The real reason I'm posting, though, is to ask a question: We're all familiar with the hybrid theory...tube preamp/SS power amp-What about doing it the other way around? I know that that may seem like a pretty stupid (dare I amend to "stupid and/or radical") question, but here's why I'm asking:
My Dad has an ancient tube amp just sitting around, and I'm thinking about bumming it from him. It needs a bit of work, but I've tinkered with/modified my tube guitar amps enough that I think I could get it up and running, provided I get a service/tech manual. I have a Yammie Htr-5560, and I was thinking about adding a set of high-efficiency speakers to my set up, and running them off of the tube amp (the 5560 has pre outs). That way, I'd be able to use speaker "B" for 6.1 surround (DVDs, CBL, DVD-A, etc) and use the tube amp (speaker "A") for listening to vinyl/CDs in stereo, a la tubes. Here's my train of logic (it's probably more like a herd of stampeding cattle, but I don't quite know how to best word that): Technics Turn Table to 10-band EQ ("smiley face"/"scooped mids" to compensate for vinyl's inherent Mid range boost ("frowny face"), to receiver Aux in (EQ doubles as direct box). Receiver (in 2-chan. stereo mode) feeding tube amp (main speakers, "A"), feeding a nice set of H.E. speakers (perhaps some studio monitors?). Is it worth the hassle (IYO)?
Saurav-My receiver doesn't have a phono stage, if you are asking about that. The Eq I'm using has a sensitivity regulator (correct term? It's called a direct box in the studio). I read somewhere that vinyl has a natural mid boost (low and high dampening/run off, I believe). If not, how should the EQ be set? Not trying to get off the subject, by the way. What does RIAA stand for?
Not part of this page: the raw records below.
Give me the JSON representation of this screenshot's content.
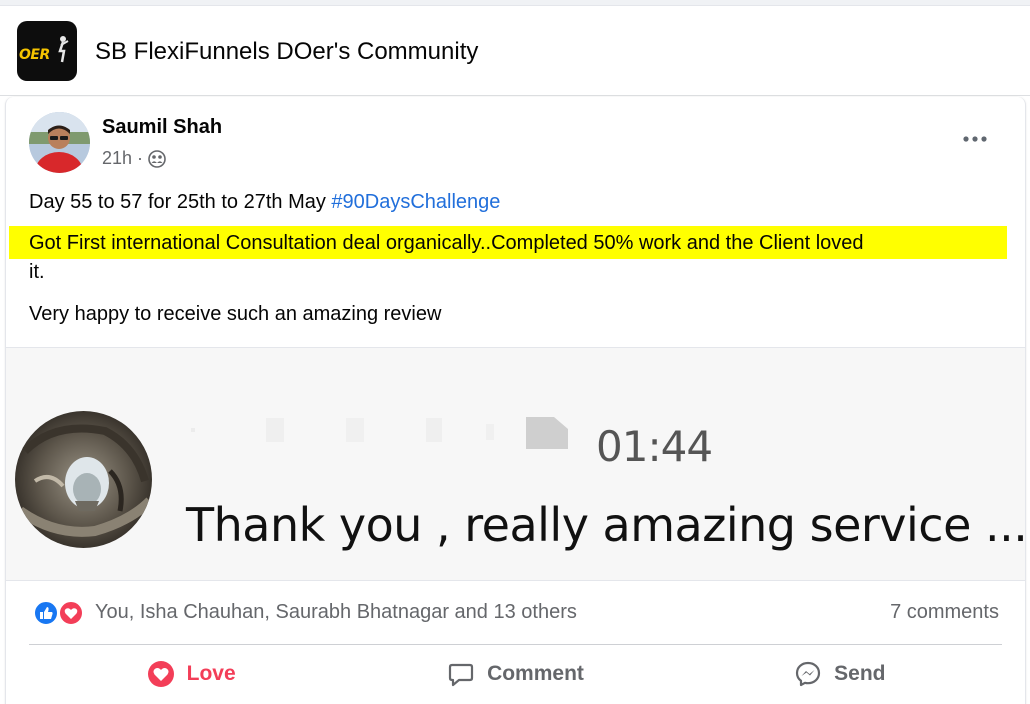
{
  "group": {
    "title": "SB FlexiFunnels DOer's Community",
    "logo_text": "OER",
    "logo_icon": "doer-logo-icon"
  },
  "post": {
    "author": "Saumil Shah",
    "time": "21h",
    "meta_separator": "·",
    "audience_icon": "group-audience-icon",
    "more_icon": "more-horizontal-icon",
    "line1_text": "Day 55 to 57 for 25th to 27th May ",
    "hashtag": "#90DaysChallenge",
    "line2_text": "Got First international Consultation deal organically..Completed 50% work and the Client loved",
    "line2_wrap": "it.",
    "line3_text": "Very happy to receive such an amazing review",
    "image": {
      "time": "01:44",
      "caption": "Thank you , really amazing service ..."
    }
  },
  "reactions": {
    "icons": [
      "like-icon",
      "love-icon"
    ],
    "summary": "You, Isha Chauhan, Saurabh Bhatnagar and 13 others",
    "comments": "7 comments"
  },
  "actions": [
    {
      "label": "Love",
      "icon": "love-heart-icon"
    },
    {
      "label": "Comment",
      "icon": "comment-icon"
    },
    {
      "label": "Send",
      "icon": "messenger-icon"
    }
  ],
  "colors": {
    "highlight": "#ffff00",
    "hashtag": "#216fdb",
    "love": "#f33e58",
    "meta_gray": "#65676b",
    "like_blue": "#1877f2"
  }
}
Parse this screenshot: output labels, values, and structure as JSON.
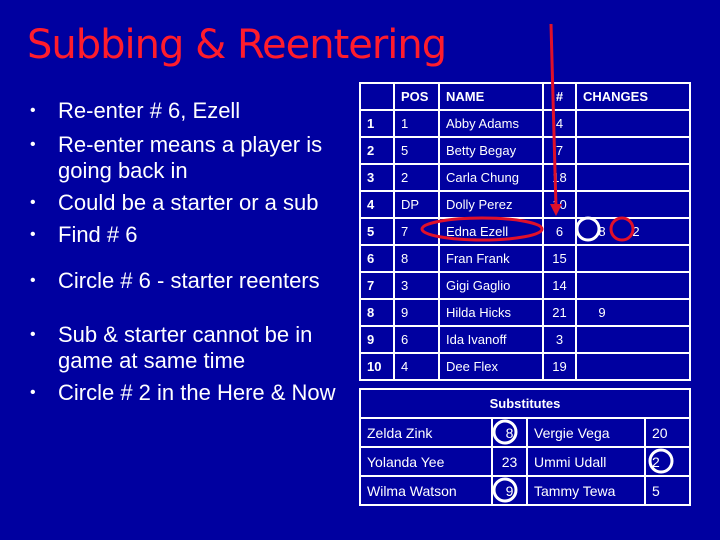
{
  "title": "Subbing & Reentering",
  "bullets": [
    {
      "text": "Re-enter # 6, Ezell"
    },
    {
      "text": "Re-enter means a player is"
    },
    {
      "text": "going back in",
      "continuation": true
    },
    {
      "text": "Could be a starter or a sub"
    },
    {
      "text": "Find # 6"
    },
    {
      "text": "Circle # 6 - starter reenters"
    },
    {
      "text": "Sub & starter cannot be in"
    },
    {
      "text": "game at same time",
      "continuation": true
    },
    {
      "text": "Circle # 2 in the Here & Now"
    }
  ],
  "lineup": {
    "headers": [
      "",
      "POS",
      "NAME",
      "#",
      "CHANGES"
    ],
    "rows": [
      {
        "order": "1",
        "pos": "1",
        "name": "Abby Adams",
        "num": "4",
        "changes": []
      },
      {
        "order": "2",
        "pos": "5",
        "name": "Betty Begay",
        "num": "7",
        "changes": []
      },
      {
        "order": "3",
        "pos": "2",
        "name": "Carla Chung",
        "num": "18",
        "changes": []
      },
      {
        "order": "4",
        "pos": "DP",
        "name": "Dolly Perez",
        "num": "10",
        "changes": []
      },
      {
        "order": "5",
        "pos": "7",
        "name": "Edna Ezell",
        "num": "6",
        "changes": [
          "8",
          "2"
        ]
      },
      {
        "order": "6",
        "pos": "8",
        "name": "Fran Frank",
        "num": "15",
        "changes": []
      },
      {
        "order": "7",
        "pos": "3",
        "name": "Gigi Gaglio",
        "num": "14",
        "changes": []
      },
      {
        "order": "8",
        "pos": "9",
        "name": "Hilda Hicks",
        "num": "21",
        "changes": [
          "9"
        ]
      },
      {
        "order": "9",
        "pos": "6",
        "name": "Ida Ivanoff",
        "num": "3",
        "changes": []
      },
      {
        "order": "10",
        "pos": "4",
        "name": "Dee Flex",
        "num": "19",
        "changes": []
      }
    ]
  },
  "substitutes": {
    "title": "Substitutes",
    "rows": [
      {
        "name1": "Zelda Zink",
        "num1": "8",
        "name2": "Vergie Vega",
        "num2": "20"
      },
      {
        "name1": "Yolanda Yee",
        "num1": "23",
        "name2": "Ummi Udall",
        "num2": "2"
      },
      {
        "name1": "Wilma Watson",
        "num1": "9",
        "name2": "Tammy Tewa",
        "num2": "5"
      }
    ]
  },
  "annotations": {
    "red": "#e0102a",
    "white": "#ffffff",
    "title_color": "#ff1c2c",
    "background": "#0000a0"
  }
}
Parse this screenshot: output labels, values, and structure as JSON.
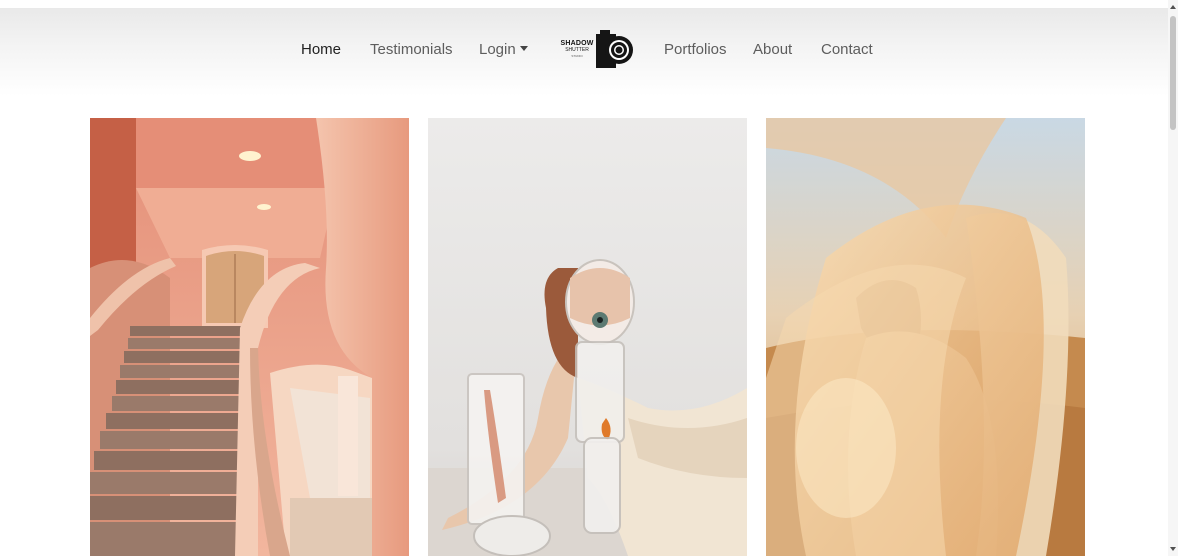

Another point...what gave me the idea of using a tube power amp was the natural compression created by power tubes. I like the dynamics of it...even if I am (tecnically) generating more imperfections that if I were to go the SS power amp route. I guess the key would be finding the sweet spot...the point where you get compression, without destroying the tone. Again, this is coming from a guitarist's POV...not HT. What do you all think? Are my assumptions correct, or am I off base?